### Task prompt
Nothing but the text should be carried over: reproduce all the data exactly and leave out every image.

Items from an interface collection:

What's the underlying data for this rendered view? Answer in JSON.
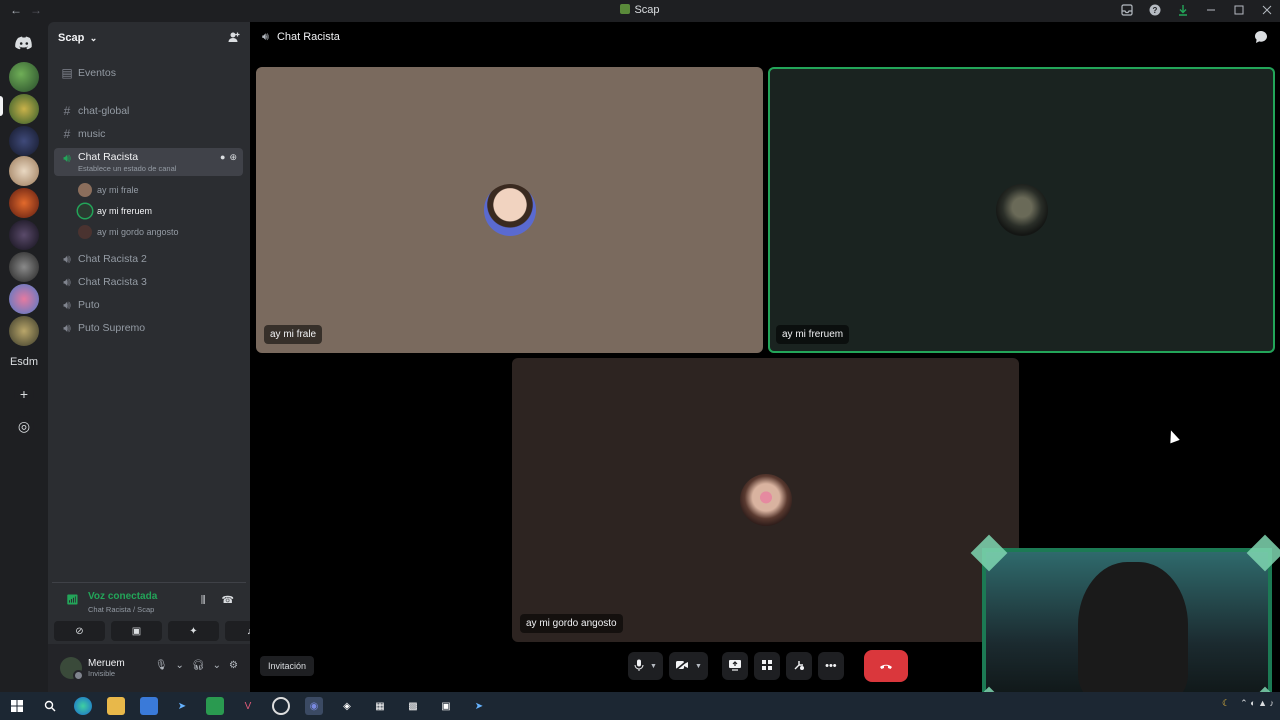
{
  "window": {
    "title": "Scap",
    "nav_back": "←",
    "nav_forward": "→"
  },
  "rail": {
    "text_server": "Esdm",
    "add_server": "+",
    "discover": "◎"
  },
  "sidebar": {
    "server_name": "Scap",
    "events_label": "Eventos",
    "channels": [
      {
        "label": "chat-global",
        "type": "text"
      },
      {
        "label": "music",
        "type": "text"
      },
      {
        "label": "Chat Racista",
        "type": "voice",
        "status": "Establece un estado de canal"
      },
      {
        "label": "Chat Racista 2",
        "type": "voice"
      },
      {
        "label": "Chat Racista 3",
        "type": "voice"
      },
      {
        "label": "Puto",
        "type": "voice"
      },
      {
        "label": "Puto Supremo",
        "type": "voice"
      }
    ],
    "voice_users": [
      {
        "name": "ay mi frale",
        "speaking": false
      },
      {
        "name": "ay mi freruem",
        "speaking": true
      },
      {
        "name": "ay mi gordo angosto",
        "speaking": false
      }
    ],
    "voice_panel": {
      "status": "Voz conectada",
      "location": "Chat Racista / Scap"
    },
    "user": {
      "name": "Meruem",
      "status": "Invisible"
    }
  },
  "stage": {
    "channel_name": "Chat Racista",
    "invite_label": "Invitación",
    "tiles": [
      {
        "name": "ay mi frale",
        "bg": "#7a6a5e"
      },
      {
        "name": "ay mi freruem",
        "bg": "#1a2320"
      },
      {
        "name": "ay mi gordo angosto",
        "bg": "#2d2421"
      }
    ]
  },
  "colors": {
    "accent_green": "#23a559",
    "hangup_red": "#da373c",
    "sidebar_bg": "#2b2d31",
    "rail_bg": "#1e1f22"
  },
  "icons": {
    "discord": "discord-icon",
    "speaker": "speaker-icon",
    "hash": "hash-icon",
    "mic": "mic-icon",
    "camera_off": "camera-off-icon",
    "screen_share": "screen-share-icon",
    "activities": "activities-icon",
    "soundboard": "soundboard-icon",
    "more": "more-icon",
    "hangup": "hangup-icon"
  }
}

### Exercise solution
What's the underlying data for this rendered view? Answer in JSON.
{
  "window": {
    "title": "Scap",
    "nav_back": "←",
    "nav_forward": "→"
  },
  "rail": {
    "text_server": "Esdm",
    "add_server": "+",
    "discover": "◎"
  },
  "sidebar": {
    "server_name": "Scap",
    "events_label": "Eventos",
    "channels": [
      {
        "label": "chat-global",
        "type": "text"
      },
      {
        "label": "music",
        "type": "text"
      },
      {
        "label": "Chat Racista",
        "type": "voice",
        "status": "Establece un estado de canal"
      },
      {
        "label": "Chat Racista 2",
        "type": "voice"
      },
      {
        "label": "Chat Racista 3",
        "type": "voice"
      },
      {
        "label": "Puto",
        "type": "voice"
      },
      {
        "label": "Puto Supremo",
        "type": "voice"
      }
    ],
    "voice_users": [
      {
        "name": "ay mi frale",
        "speaking": false
      },
      {
        "name": "ay mi freruem",
        "speaking": true
      },
      {
        "name": "ay mi gordo angosto",
        "speaking": false
      }
    ],
    "voice_panel": {
      "status": "Voz conectada",
      "location": "Chat Racista / Scap"
    },
    "user": {
      "name": "Meruem",
      "status": "Invisible"
    }
  },
  "stage": {
    "channel_name": "Chat Racista",
    "invite_label": "Invitación",
    "tiles": [
      {
        "name": "ay mi frale",
        "bg": "#7a6a5e"
      },
      {
        "name": "ay mi freruem",
        "bg": "#1a2320"
      },
      {
        "name": "ay mi gordo angosto",
        "bg": "#2d2421"
      }
    ]
  },
  "colors": {
    "accent_green": "#23a559",
    "hangup_red": "#da373c",
    "sidebar_bg": "#2b2d31",
    "rail_bg": "#1e1f22"
  },
  "icons": {
    "discord": "discord-icon",
    "speaker": "speaker-icon",
    "hash": "hash-icon",
    "mic": "mic-icon",
    "camera_off": "camera-off-icon",
    "screen_share": "screen-share-icon",
    "activities": "activities-icon",
    "soundboard": "soundboard-icon",
    "more": "more-icon",
    "hangup": "hangup-icon"
  }
}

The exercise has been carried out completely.